While much of the Accounts Commission findings following its hearing on Shetland Islands Council is unfortunately written in lawyer-speak, when you extracate the main thrust from the jargon the council comes in for some heavy criticism.
Monday’s report identifies an absence of clear, decisive and consistent leadership and also describes the council’s approach as haphazard. But unfortunately no blame is apportioned to individuals, either councillors or senior officials, which gives those at the top ample opportunity to conveniently abnegate direct responsibility.
Convener Sandy Cluness has vowed to work with his colleagues to implement the commission’s recommendations, no great surprise given there is no serious challenge to his leadership from within the council. If there were such a challenge, from a majority of members, he has consistently maintained he would step down.
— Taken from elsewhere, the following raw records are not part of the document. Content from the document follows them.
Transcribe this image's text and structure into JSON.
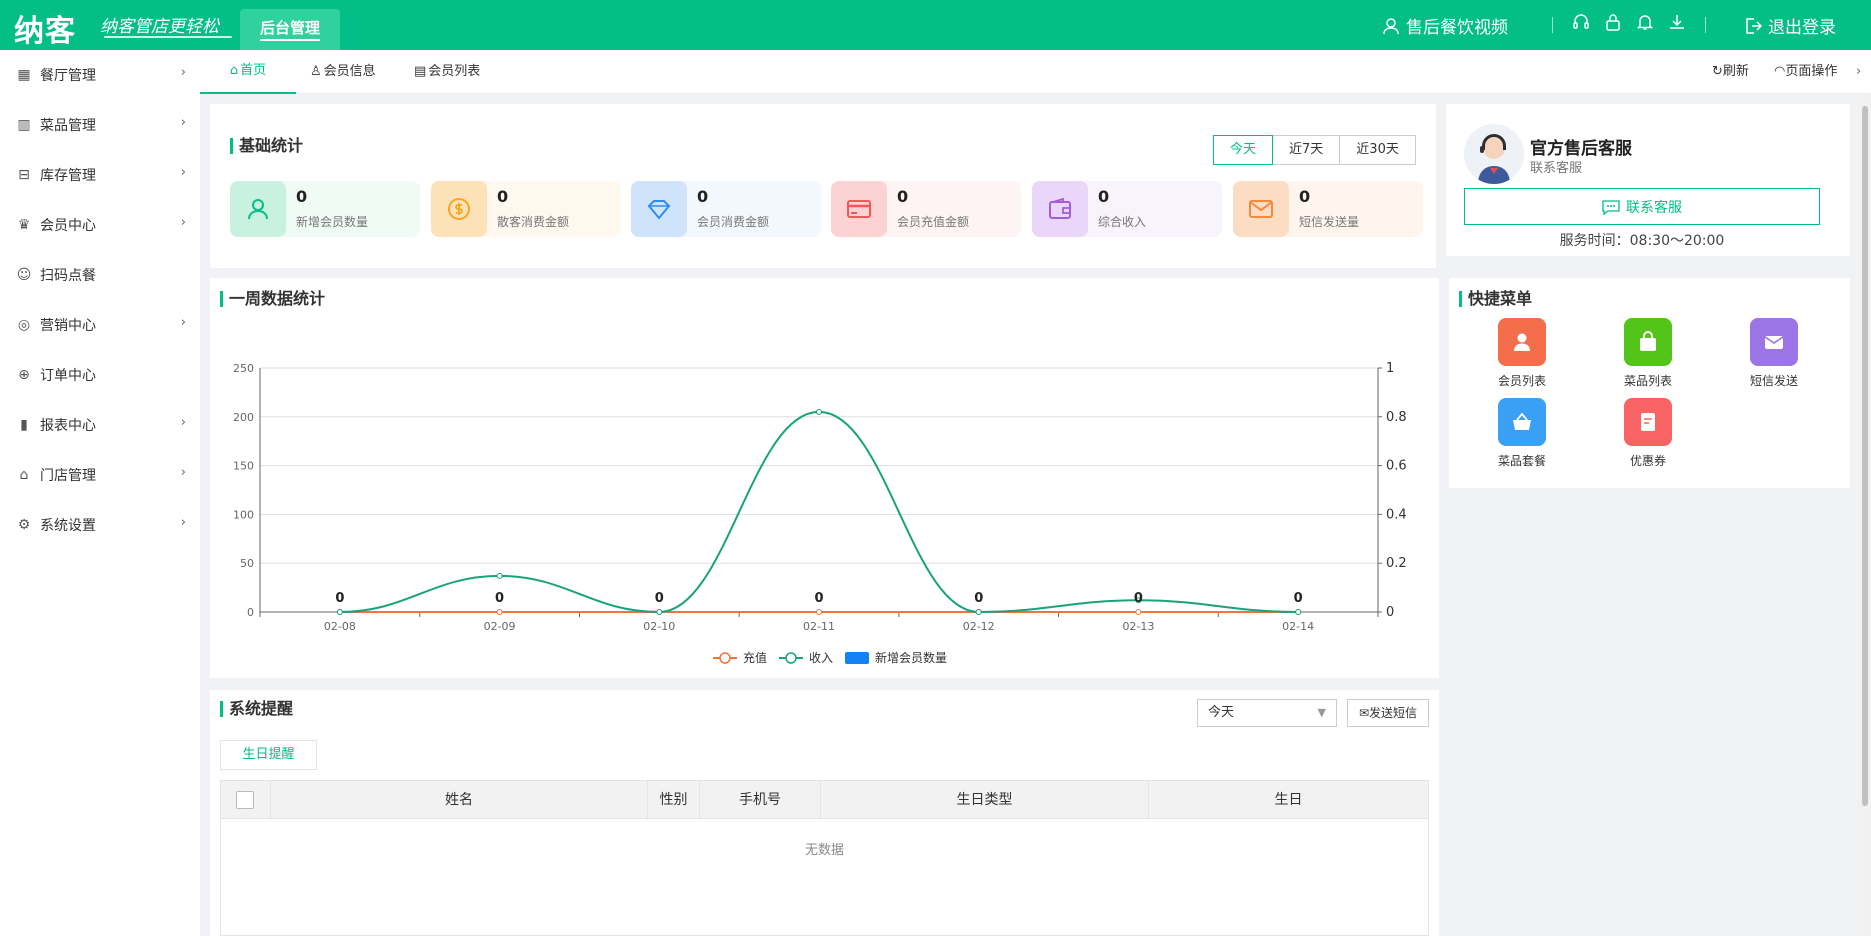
{
  "topbar": {
    "logo": "纳客",
    "slogan": "纳客管店更轻松",
    "admin_tab": "后台管理",
    "user_name": "售后餐饮视频",
    "logout": "退出登录",
    "bg_color": "#03be86"
  },
  "sidebar": {
    "items": [
      {
        "label": "餐厅管理",
        "icon": "restaurant-icon",
        "chevron": true
      },
      {
        "label": "菜品管理",
        "icon": "dish-icon",
        "chevron": true
      },
      {
        "label": "库存管理",
        "icon": "inventory-icon",
        "chevron": true
      },
      {
        "label": "会员中心",
        "icon": "crown-icon",
        "chevron": true
      },
      {
        "label": "扫码点餐",
        "icon": "user-icon",
        "chevron": false
      },
      {
        "label": "营销中心",
        "icon": "target-icon",
        "chevron": true
      },
      {
        "label": "订单中心",
        "icon": "globe-icon",
        "chevron": false
      },
      {
        "label": "报表中心",
        "icon": "bar-chart-icon",
        "chevron": true
      },
      {
        "label": "门店管理",
        "icon": "store-icon",
        "chevron": true
      },
      {
        "label": "系统设置",
        "icon": "gear-icon",
        "chevron": true
      }
    ]
  },
  "tabs": {
    "items": [
      {
        "label": "首页",
        "active": true
      },
      {
        "label": "会员信息",
        "active": false
      },
      {
        "label": "会员列表",
        "active": false
      }
    ],
    "refresh": "刷新",
    "page_ops": "页面操作"
  },
  "basic_stats": {
    "title": "基础统计",
    "ranges": [
      "今天",
      "近7天",
      "近30天"
    ],
    "active_range": "今天",
    "cards": [
      {
        "value": "0",
        "label": "新增会员数量",
        "icon": "user-icon",
        "color": "#03be86",
        "bg": "#f0fbf5",
        "icbg": "#c9f1df"
      },
      {
        "value": "0",
        "label": "散客消费金额",
        "icon": "coin-icon",
        "color": "#f5a623",
        "bg": "#fff8ef",
        "icbg": "#fde2b8"
      },
      {
        "value": "0",
        "label": "会员消费金额",
        "icon": "diamond-icon",
        "color": "#2e8cf0",
        "bg": "#f3f8fe",
        "icbg": "#cfe4fb"
      },
      {
        "value": "0",
        "label": "会员充值金额",
        "icon": "card-icon",
        "color": "#f25858",
        "bg": "#fff4f4",
        "icbg": "#fcd3d3"
      },
      {
        "value": "0",
        "label": "综合收入",
        "icon": "wallet-icon",
        "color": "#a25ddc",
        "bg": "#f9f3fe",
        "icbg": "#ead6f9"
      },
      {
        "value": "0",
        "label": "短信发送量",
        "icon": "mail-icon",
        "color": "#f38b3c",
        "bg": "#fff5ee",
        "icbg": "#fddcc4"
      }
    ]
  },
  "service": {
    "name": "官方售后客服",
    "subtitle": "联系客服",
    "button": "联系客服",
    "hours": "服务时间：08:30～20:00"
  },
  "weekly": {
    "title": "一周数据统计"
  },
  "chart_data": {
    "type": "line",
    "title": "",
    "x": [
      "02-08",
      "02-09",
      "02-10",
      "02-11",
      "02-12",
      "02-13",
      "02-14"
    ],
    "ylim": [
      0,
      250
    ],
    "y_ticks": [
      0,
      50,
      100,
      150,
      200,
      250
    ],
    "y2lim": [
      0,
      1
    ],
    "y2_ticks": [
      "0",
      "0.2",
      "0.4",
      "0.6",
      "0.8",
      "1"
    ],
    "grid": true,
    "legend": "bottom-center",
    "series": [
      {
        "name": "充值",
        "type": "line",
        "axis": "left",
        "color": "#f0743c",
        "values": [
          0,
          0,
          0,
          0,
          0,
          0,
          0
        ]
      },
      {
        "name": "收入",
        "type": "line",
        "smooth": true,
        "axis": "left",
        "color": "#1aa37a",
        "values": [
          0,
          37,
          0,
          205,
          0,
          12,
          0
        ]
      },
      {
        "name": "新增会员数量",
        "type": "bar",
        "axis": "right",
        "color": "#1282f4",
        "values": [
          0,
          0,
          0,
          0,
          0,
          0,
          0
        ]
      }
    ],
    "data_labels": [
      "0",
      "0",
      "0",
      "0",
      "0",
      "0",
      "0"
    ]
  },
  "quick_menu": {
    "title": "快捷菜单",
    "items": [
      {
        "label": "会员列表",
        "icon": "user-icon",
        "color": "#f46e4c"
      },
      {
        "label": "菜品列表",
        "icon": "bag-icon",
        "color": "#52c41a"
      },
      {
        "label": "短信发送",
        "icon": "mail-icon",
        "color": "#9b74e5"
      },
      {
        "label": "菜品套餐",
        "icon": "basket-icon",
        "color": "#3aa0f5"
      },
      {
        "label": "优惠券",
        "icon": "coupon-icon",
        "color": "#f86464"
      }
    ]
  },
  "reminders": {
    "title": "系统提醒",
    "select_value": "今天",
    "sms_button": "发送短信",
    "tab": "生日提醒",
    "columns": [
      "姓名",
      "性别",
      "手机号",
      "生日类型",
      "生日"
    ],
    "empty": "无数据"
  }
}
Mr Cluness and new chief executive Alistair Buchan appeared to be singing from the same hymn sheet this week when they both suggested the report should be a catalyst for change. Whatever transformation emanates will hopefully be evident soon, and a way forward can be found without an endless series of dialogue. The council needs to restore confidence and equally importantly veer away from the stalling culture in which it has become embedded, which can only happen if the waters ahead are less turbulent.
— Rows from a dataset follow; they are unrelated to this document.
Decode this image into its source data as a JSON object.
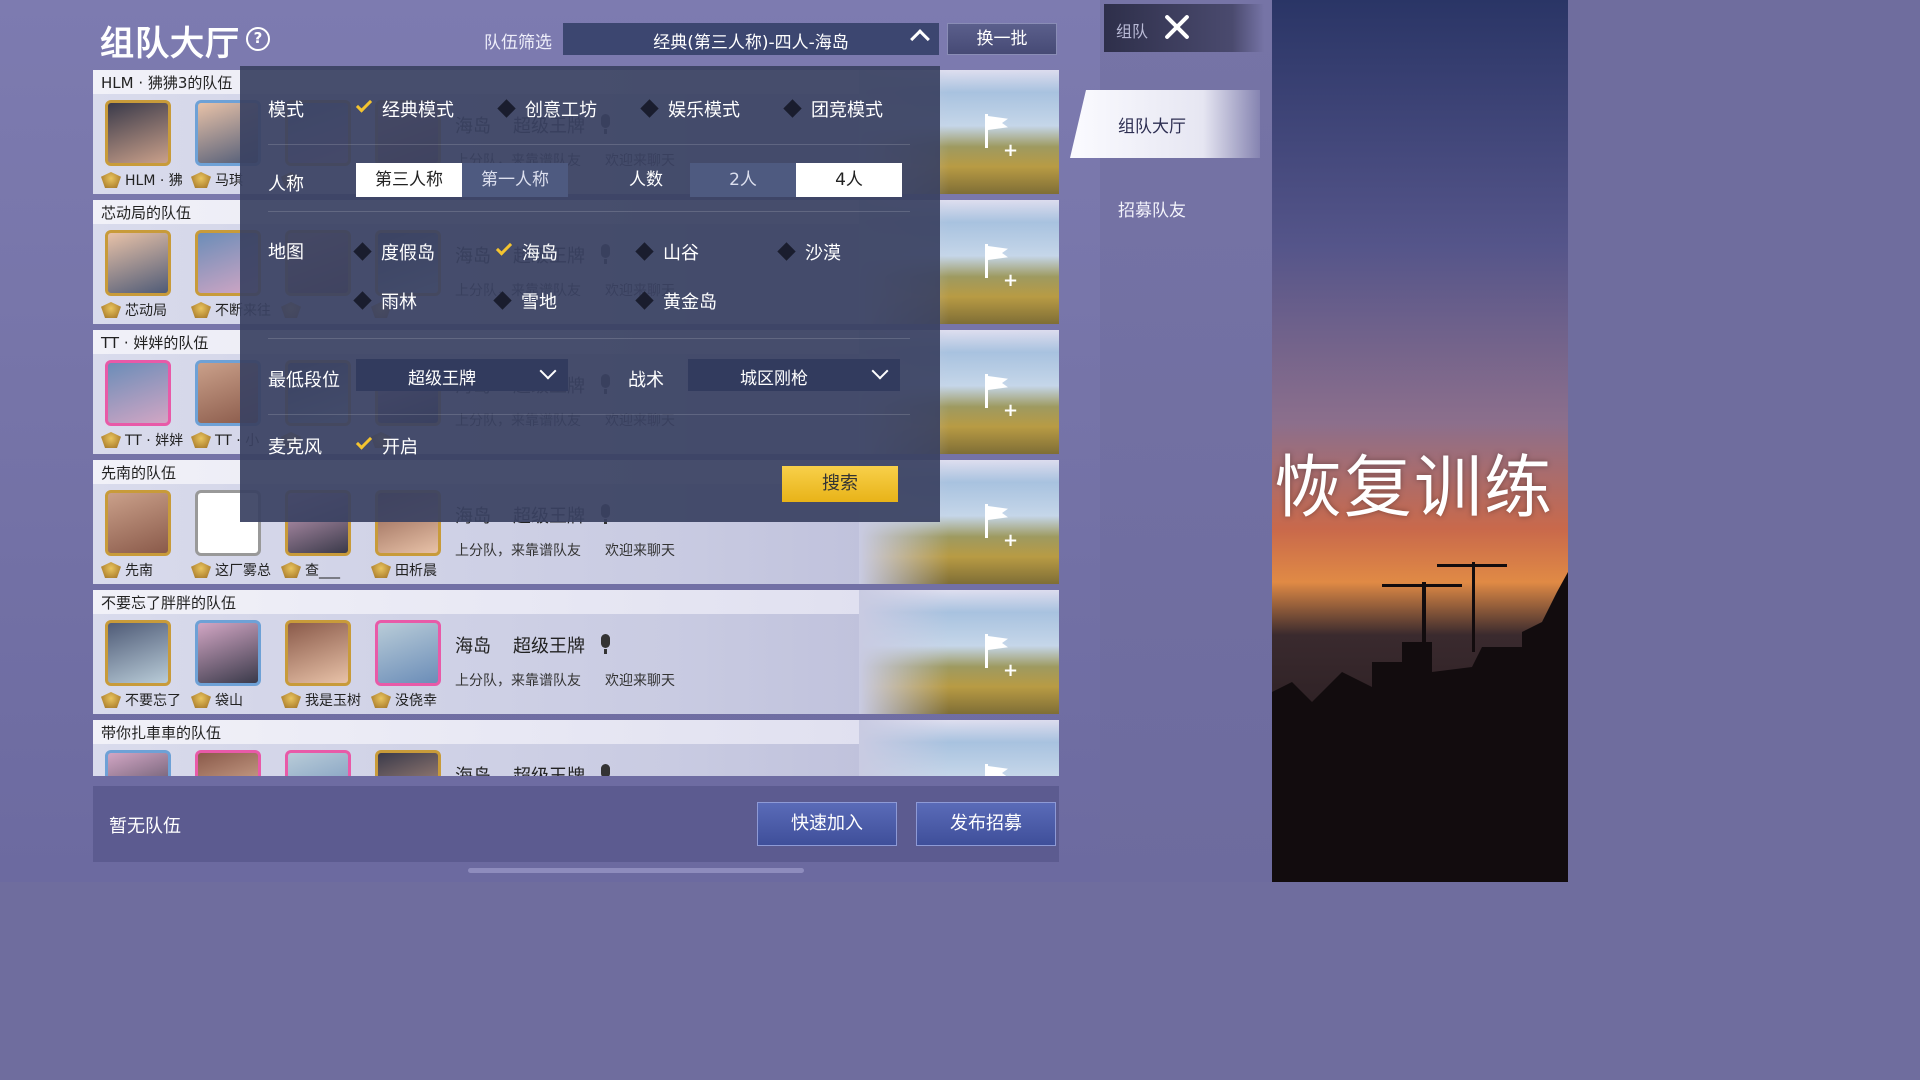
{
  "header": {
    "title": "组队大厅",
    "filter_label": "队伍筛选",
    "filter_value": "经典(第三人称)-四人-海岛",
    "refresh_label": "换一批"
  },
  "side": {
    "top_label": "组队",
    "tabs": [
      {
        "label": "组队大厅",
        "active": true
      },
      {
        "label": "招募队友",
        "active": false
      }
    ]
  },
  "overlay_text": "恢复训练",
  "teams": [
    {
      "name": "HLM · 狒狒3的队伍",
      "members": [
        "HLM · 狒",
        "马琪",
        "",
        ""
      ],
      "map": "海岛",
      "rank": "超级王牌",
      "tags": [
        "上分队，来靠谱队友",
        "欢迎来聊天"
      ]
    },
    {
      "name": "芯动局的队伍",
      "members": [
        "芯动局",
        "不断来往",
        "",
        ""
      ],
      "map": "海岛",
      "rank": "超级王牌",
      "tags": [
        "上分队，来靠谱队友",
        "欢迎来聊天"
      ]
    },
    {
      "name": "TT · 姅姅的队伍",
      "members": [
        "TT · 姅姅",
        "TT · 小",
        "",
        ""
      ],
      "map": "海岛",
      "rank": "超级王牌",
      "tags": [
        "上分队，来靠谱队友",
        "欢迎来聊天"
      ]
    },
    {
      "name": "先南的队伍",
      "members": [
        "先南",
        "这厂雾总",
        "查___",
        "田析晨"
      ],
      "map": "海岛",
      "rank": "超级王牌",
      "tags": [
        "上分队，来靠谱队友",
        "欢迎来聊天"
      ]
    },
    {
      "name": "不要忘了胖胖的队伍",
      "members": [
        "不要忘了",
        "袋山",
        "我是玉树",
        "没侥幸"
      ],
      "map": "海岛",
      "rank": "超级王牌",
      "tags": [
        "上分队，来靠谱队友",
        "欢迎来聊天"
      ]
    },
    {
      "name": "带你扎車車的队伍",
      "members": [
        "",
        "",
        "",
        ""
      ],
      "map": "海岛",
      "rank": "超级王牌",
      "tags": [
        "",
        ""
      ]
    }
  ],
  "filter_panel": {
    "mode_label": "模式",
    "modes": [
      {
        "label": "经典模式",
        "selected": true
      },
      {
        "label": "创意工坊",
        "selected": false
      },
      {
        "label": "娱乐模式",
        "selected": false
      },
      {
        "label": "团竞模式",
        "selected": false
      }
    ],
    "perspective_label": "人称",
    "perspectives": [
      {
        "label": "第三人称",
        "selected": true
      },
      {
        "label": "第一人称",
        "selected": false
      }
    ],
    "players_label": "人数",
    "players": [
      {
        "label": "2人",
        "selected": false
      },
      {
        "label": "4人",
        "selected": true
      }
    ],
    "map_label": "地图",
    "maps": [
      {
        "label": "度假岛",
        "selected": false
      },
      {
        "label": "海岛",
        "selected": true
      },
      {
        "label": "山谷",
        "selected": false
      },
      {
        "label": "沙漠",
        "selected": false
      },
      {
        "label": "雨林",
        "selected": false
      },
      {
        "label": "雪地",
        "selected": false
      },
      {
        "label": "黄金岛",
        "selected": false
      }
    ],
    "min_rank_label": "最低段位",
    "min_rank_value": "超级王牌",
    "tactic_label": "战术",
    "tactic_value": "城区刚枪",
    "mic_label": "麦克风",
    "mic_option": "开启",
    "search_label": "搜索"
  },
  "bottom": {
    "empty_text": "暂无队伍",
    "quick_join_label": "快速加入",
    "publish_label": "发布招募"
  },
  "colors": {
    "accent_yellow": "#f4c430",
    "panel_bg": "#3a4262",
    "button_blue": "#4a5aa8"
  }
}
A professional and serious approach to delivering improvements requires everyone to be working together, and recent vows to bury the hatchet should be carefully monitored. The issues ahead are too important for petty squabbling.
As for former chief executive David Clark, whose brief tenure coincided with the most tumultous period in the council’s history, he appeared to be making plans to sail off into the sunset this week. The words “haste ye back” do not exactly spring to mind.